I’ve found that another red flag for quackery is the claim that the creator of a treatment was “nominated” for the Nobel Prize. Being nominated says nothing about how close one comes to actually winning, and the list of what the Nobel Prize Committee considers “qualified nominators” is fairly generous. For example, in medicine nominators can include holders of “established posts as full professors at the faculties of medicine in Sweden and holders of similar posts at the faculties of medicine or similar institutions in Denmark, Finland, Iceland and Norway” and holders of “similar posts at no fewer than six other faculties of medicine at universities around the world, selected by the Nobel Assembly, with a view to ensuring the appropriate distribution of the task among various countries.”

So basically Mr. Uzick was busted for importing a drug that was not FDA-approved and giving it to desperate cancer patients. It’s a drug that might have some promise but has not yet been validated and is certainly not a cure, contrary to Mr. Uzick’s tirade against Britt Hermes for apparently having done all in her power to stop him from administering it to a terminally ill cancer patient. Because the regulation of naturopaths in Arizona is a joke, he appears to have gotten off with a slap on the wrist in the form of a reprimand, as long as he promised to be good in the future and stop administering the drug.

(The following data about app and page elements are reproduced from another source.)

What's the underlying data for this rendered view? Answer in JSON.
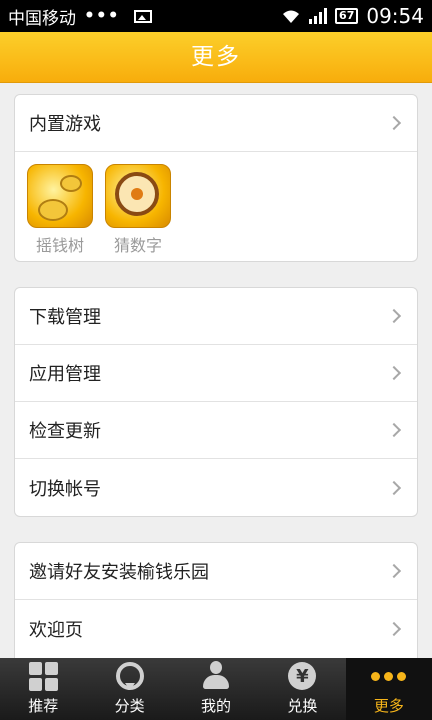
{
  "status_bar": {
    "carrier": "中国移动",
    "dots": "•••",
    "battery": "67",
    "time": "09:54"
  },
  "title": "更多",
  "games_section": {
    "header": "内置游戏",
    "games": [
      {
        "name": "摇钱树",
        "icon": "money-tree-icon"
      },
      {
        "name": "猜数字",
        "icon": "guess-number-icon"
      }
    ]
  },
  "manage_section": {
    "items": [
      {
        "label": "下载管理"
      },
      {
        "label": "应用管理"
      },
      {
        "label": "检查更新"
      },
      {
        "label": "切换帐号"
      }
    ]
  },
  "other_section": {
    "items": [
      {
        "label": "邀请好友安装榆钱乐园"
      },
      {
        "label": "欢迎页"
      }
    ]
  },
  "bottom_nav": {
    "items": [
      {
        "label": "推荐",
        "icon": "grid-icon"
      },
      {
        "label": "分类",
        "icon": "location-pin-icon"
      },
      {
        "label": "我的",
        "icon": "person-icon"
      },
      {
        "label": "兑换",
        "icon": "yen-icon"
      },
      {
        "label": "更多",
        "icon": "more-dots-icon",
        "active": true
      }
    ],
    "active_color": "#f7b51a"
  },
  "colors": {
    "title_bar": "#f8ad0c",
    "background": "#efefef"
  }
}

On his website, Uzick states:

I combine the best research supported Natural therapies from Nutritional, Botanical, Homeopathic and when required, incorporate conventional medications – often in safer, innovative forms.

So we know right away that Mr. Uzick uses what I consider to be The One Quackery To Rule Them All, homeopathy. He also uses:

  • Diet & Lifestyle
  • Nutrients
  • Intravenous therapy – High dose Vitamin C
  • Botanical medicine – (mistletoe)
  • Homeopathy
  • Hydrotherapy
  • Circadian rhythms
  • Immune enhancement
  • Detoxification

At his Genesis Natural Medicine Center, which he founded, Uzick also offers chiropractic, acupuncture and traditional Chinese medicine (of course), colon hydrotherapy, far infrared sauna, and many other forms of naturopathic “medicine,” if you can call it that.

If you want to know why I get so worked up when I read about “naturopathic oncology,” look no further than Mr. Uzick and his clinic. I was relieved to be unable to find any evidence that he is a member of the Society for Integrative Oncology, but depressed to contemplate that he is certainly eligible to join if he ever decided to. He is not an outlier, either; he is apparently pretty famous and well-respected among naturopaths and “naturopathic oncologists,” having served on the board of directors of the Oncology Association of Naturopathic Physicians (OncANP) and been vice president of the organization. He’s even won awards and done a fawning interview with Thomas Seyfried, whose work I have deconstructed before.

“Integrating” naturopathy into oncology or any other branch of medicine does not make medicine better. Naturopathic oncologists like Mr. Uzick demonstrate that very well. And don’t get me started on Colleen Huber.

Or maybe do. I can always use more blogging material for later this week.